To the rear by a bend in the valley in Nysa the gorge is bridged by a 115m/125yd long tunnel, 10m/11yds high and 9m/10yds wide and this creates space for the 35-row theater. Most of the south- facing auditorium is cut out of the sloping sides of the gorge. The front length measures 110m/120yds with proskenion and paraskenia constructed from enormous stone blocks. The top of the theater offers a superb view over the Maeander plain with the Madran Baba Dagi forming a backdrop to the south. Above the theater a large water cistern can be found. A narrow path leads from the theater through the west town to the village of Iletmes (Erekmes) which lies at the end of the gorge. This route passes Roman and Byzantine buildings including what is reckoned to be the finest library in Asia Minor after Ephesus and, between the town and the necropoles, a church from whose west side a Sacred Way to Akaraka begins.

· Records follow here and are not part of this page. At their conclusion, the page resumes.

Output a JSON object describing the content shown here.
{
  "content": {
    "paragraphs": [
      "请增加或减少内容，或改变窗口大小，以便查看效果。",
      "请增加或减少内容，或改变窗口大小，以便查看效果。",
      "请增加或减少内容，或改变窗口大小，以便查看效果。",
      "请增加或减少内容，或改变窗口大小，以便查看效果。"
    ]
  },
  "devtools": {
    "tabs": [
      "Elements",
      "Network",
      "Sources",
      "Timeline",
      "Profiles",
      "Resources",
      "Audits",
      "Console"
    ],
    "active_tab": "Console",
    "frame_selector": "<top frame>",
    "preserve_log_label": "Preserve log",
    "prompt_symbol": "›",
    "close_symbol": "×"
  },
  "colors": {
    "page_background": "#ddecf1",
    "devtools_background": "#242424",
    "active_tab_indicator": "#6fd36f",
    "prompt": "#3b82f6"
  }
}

The large 30x95m/33x104yd gymnasium in Nysa can be reached from above the steep slope on the third lowest terrace. The stonework some 3m/10ft wide and 5m/16ft high is of Roman-Byzantine origin and in the middle of the north side stands a well-preserved propylon and a cistern.